To piggyback on previous surveys or previous responses, you can ask follow-up questions by way of advanced skip logic. This will automatically direct your respondents to different question paths, depending on the answers they provided. 

You should organize your custom survey feedback into three segments: fix now, fix later and fine as is. This will allow you to see which issues and experiences are the most pressing and which can be amended later. 

6 Types of Questions to Use in a Customer Satisfaction Survey

The types of questions you use will largely depend on the kind of survey type you implement into your customer satisfaction campaign. 

However, since they all fall under the same research campaign and measure virtually the same thing, there is going to be a lot of overlap between the questions you use for each survey type.
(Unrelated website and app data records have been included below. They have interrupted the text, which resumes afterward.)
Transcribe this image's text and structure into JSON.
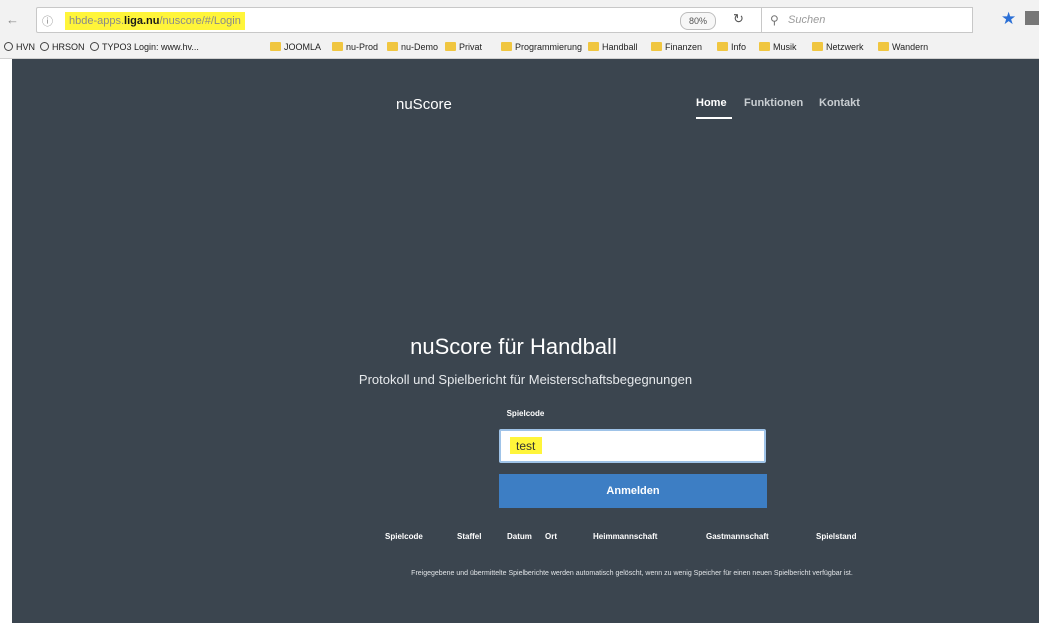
{
  "browser": {
    "back_icon": "back-arrow-icon",
    "info_icon": "info-icon",
    "url_prefix": "hbde-apps.",
    "url_host": "liga.nu",
    "url_path": "/nuscore/#/Login",
    "zoom": "80%",
    "search_placeholder": "Suchen",
    "bookmarks": [
      {
        "label": "HVN",
        "type": "globe"
      },
      {
        "label": "HRSON",
        "type": "globe"
      },
      {
        "label": "TYPO3 Login: www.hv...",
        "type": "globe"
      },
      {
        "label": "JOOMLA",
        "type": "folder"
      },
      {
        "label": "nu-Prod",
        "type": "folder"
      },
      {
        "label": "nu-Demo",
        "type": "folder"
      },
      {
        "label": "Privat",
        "type": "folder"
      },
      {
        "label": "Programmierung",
        "type": "folder"
      },
      {
        "label": "Handball",
        "type": "folder"
      },
      {
        "label": "Finanzen",
        "type": "folder"
      },
      {
        "label": "Info",
        "type": "folder"
      },
      {
        "label": "Musik",
        "type": "folder"
      },
      {
        "label": "Netzwerk",
        "type": "folder"
      },
      {
        "label": "Wandern",
        "type": "folder"
      }
    ]
  },
  "site": {
    "brand": "nuScore",
    "nav": [
      "Home",
      "Funktionen",
      "Kontakt"
    ],
    "active_nav": "Home"
  },
  "hero": {
    "title": "nuScore für Handball",
    "subtitle": "Protokoll und Spielbericht für Meisterschaftsbegegnungen"
  },
  "login": {
    "label": "Spielcode",
    "value": "test",
    "button": "Anmelden"
  },
  "columns": [
    "Spielcode",
    "Staffel",
    "Datum",
    "Ort",
    "Heimmannschaft",
    "Gastmannschaft",
    "Spielstand"
  ],
  "info_text": "Freigegebene und übermittelte Spielberichte werden automatisch gelöscht, wenn zu wenig Speicher für einen neuen Spielbericht verfügbar ist.",
  "colors": {
    "page_bg": "#3b454f",
    "button": "#3d7ec4",
    "highlight": "#fff53a",
    "star": "#2a6fd6"
  }
}
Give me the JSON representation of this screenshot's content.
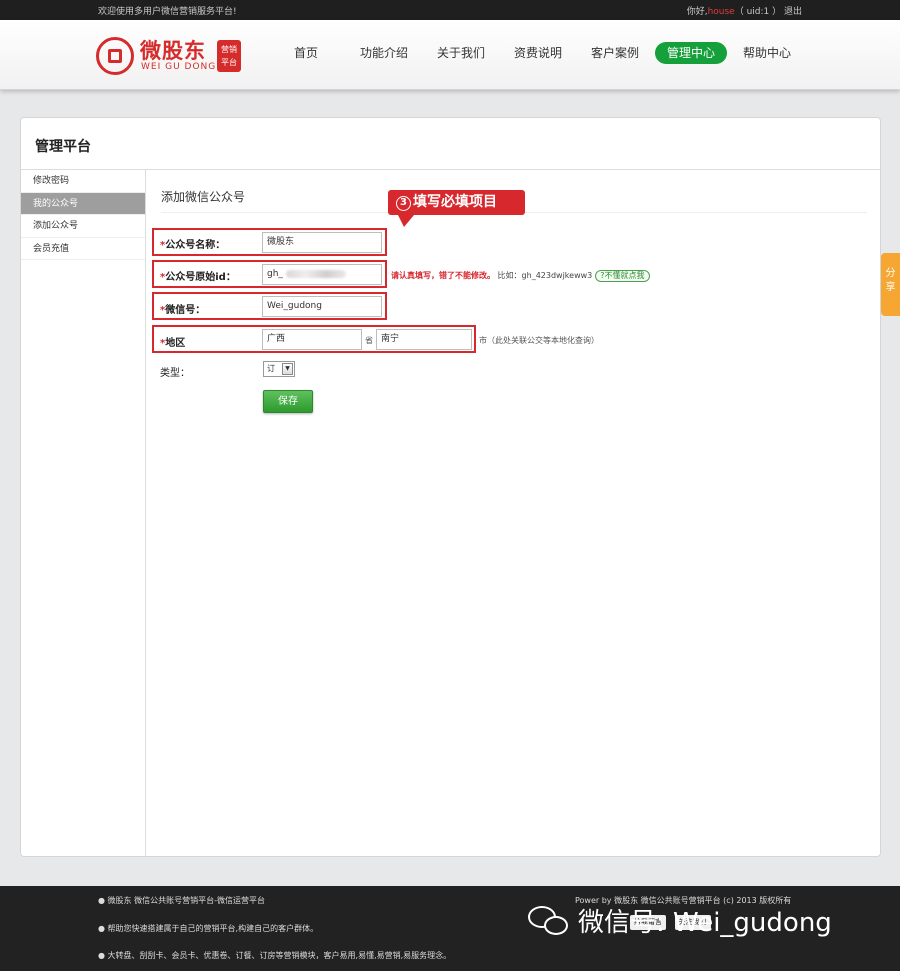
{
  "topbar": {
    "welcome": "欢迎使用多用户微信营销服务平台!",
    "greeting": "你好,",
    "username": "house",
    "uid": "（ uid:1 ）",
    "logout": "退出"
  },
  "brand": {
    "name": "微股东",
    "pinyin": "WEI GU DONG",
    "badge_line1": "营销",
    "badge_line2": "平台",
    "color": "#d52b2b"
  },
  "nav": {
    "items": [
      "首页",
      "功能介绍",
      "关于我们",
      "资费说明",
      "客户案例",
      "管理中心",
      "帮助中心"
    ],
    "active": "管理中心",
    "active_color": "#16a03b"
  },
  "panel": {
    "title": "管理平台"
  },
  "sidebar": {
    "items": [
      "修改密码",
      "我的公众号",
      "添加公众号",
      "会员充值"
    ],
    "active": "我的公众号"
  },
  "content": {
    "title": "添加微信公众号"
  },
  "callout": {
    "number": "3",
    "text": "填写必填项目",
    "color": "#d7282e"
  },
  "form": {
    "account_name": {
      "label": "公众号名称：",
      "value": "微股东"
    },
    "original_id": {
      "label": "公众号原始id：",
      "value": "gh_",
      "hint_warn": "请认真填写，错了不能修改。",
      "hint_example": "比如：gh_423dwjkeww3",
      "hint_link": "不懂就点我"
    },
    "wechat_id": {
      "label": "微信号：",
      "value": "Wei_gudong"
    },
    "region": {
      "label": "地区",
      "province": "广西",
      "province_suffix": "省",
      "city": "南宁",
      "city_suffix": "市",
      "note": "（此处关联公交等本地化查询）"
    },
    "type": {
      "label": "类型：",
      "value": "订"
    },
    "save_label": "保存"
  },
  "share_tab": {
    "line1": "分",
    "line2": "享",
    "color": "#f6a632"
  },
  "footer": {
    "line1": "● 微股东 微信公共账号营销平台-微信运营平台",
    "line2": "● 帮助您快速搭建属于自己的营销平台,构建自己的客户群体。",
    "line3": "● 大转盘、刮刮卡、会员卡、优惠卷、订餐、订房等营销模块，客户易用,易懂,易营销,易服务理念。",
    "power": "Power by 微股东 微信公共账号营销平台 (c) 2013 版权所有",
    "icon1": "给我留言",
    "icon2": "关注我们"
  },
  "watermark": {
    "text": "微信号: Wei_gudong"
  }
}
The following lays out the 6 question types to use for measuring customer satisfaction.

  1. Multiple-choice questions: limit the number of answers a respondent can use. Little effort is required to answer (as opposed to open-ended questions). 
    1. They can include rating scale questions, binary scale questions, nominal questions, Likert scale questions, and semantic differential questions.
  2. Rating scale questions: use multiple-choice questions that correspond to a scale, such as the CSAT, for customer support, or the probability of product recommendation (NPS)
    1. These are also called ordinal questions.
  3. Binary scale questions: Allow for only two answers, such as yes or no, or a thumbs up or down.
    1. These are used to cut back on obscure results.
      An example of a binary scale question

       

  4. Nominal questions: Use different categories of answers with no numbers attached.
  5. Likert scale questions: Questions on a 5-7-point scale to assess customer sentiment.
    1. 1 represents the lowest end of the view (strongly disagree) while 7 is at the highest end of the opinion (strongly agree)
  6. Semantic differential questions: Uses a 5-7-point scale, but goes beyond agreeing and disagreeing. 

Using this Survey to Lure in New Customers

Unlike other surveys, which are used to scrutinize your target market, identify it or segment it further, the customer satisfaction survey deals solely with customers, ie, the segment that has already bought from you.

Not everyone in your target market is a customer, as this group denotes the people most likely to buy from you — not the people who already made a purchase. 

Customers are every bit as important to study as prospects, as they help you discover what your company exceeds at and where there’s room for improvement. Measuring customer satisfaction will inform your business on how to better prepare your service, experiences and offerings for everyone in your target market.

As such, you’ll know how to better lure in new customers and upkeep their satisfaction. But most importantly, a customer satisfaction survey helps bridge the gap between one-time purchasers and loyal customers. Retaining your customers is key to keeping your business afloat, as they represent a continuous stream of revenue and revenue opportunities.